I wonder if you asked the right question. Why are you using Scala, and not dynamic languages? Probably because of some goodness that Scala provides you that is important for you and, I assume, your code quality. Then why aren't you using a "statically typed" (i.e. schema-based) database either? Once again I'm just assuming, but the ability to respond to change comes to mind. Production SQL databases have a horrible tendency of being very difficult to change and refactor.
So, your data is weakly typed, and your code is strongly typed. But somewhere you'll need to make the transition. This means that somewhere, you'll have a "schema" for your data even though the database has none. This schema is defined by the classes you're mapping Couch documents onto. This makes perfect sense; most uses of Couch that I've seen have a key such as "type" and for each type at least some common set of keys. Whether to hand-map the JSON to these Scala classes or to use e.g. fancy reflection tools (slower but pretty), or some even fancier Scala feature that I'm yet new to is a detail. Start with the easy-but-slow one, then see if it's fast enough.
The big thing occurs when your classes, i.e. your schema, change. Instead of ALTER'ing your tables, you can just change the class, ensure that you do something smart if for some document a key you expect is missing (because it was based on an older version of the class), and off you go. Responding to change has never been easier, and still your code is as statically typed as it can get.

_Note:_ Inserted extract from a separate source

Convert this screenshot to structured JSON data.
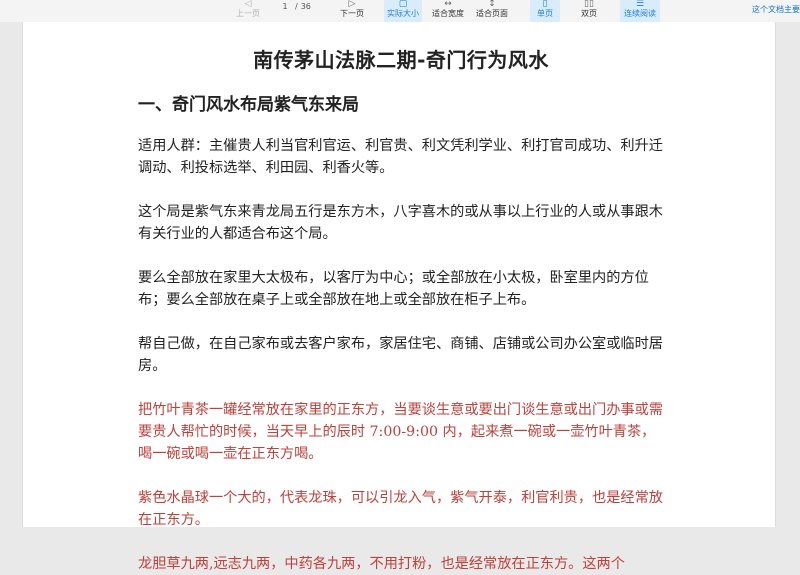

If this is not good enough for you, and you want no schema at all, then you're effectively saying that you don't want to use classes to define and manipulate your data. That's fine too (though I can't imagine a use), but then the question is not about dynamic vs static languages, but about whether to use class-based OO languages at all.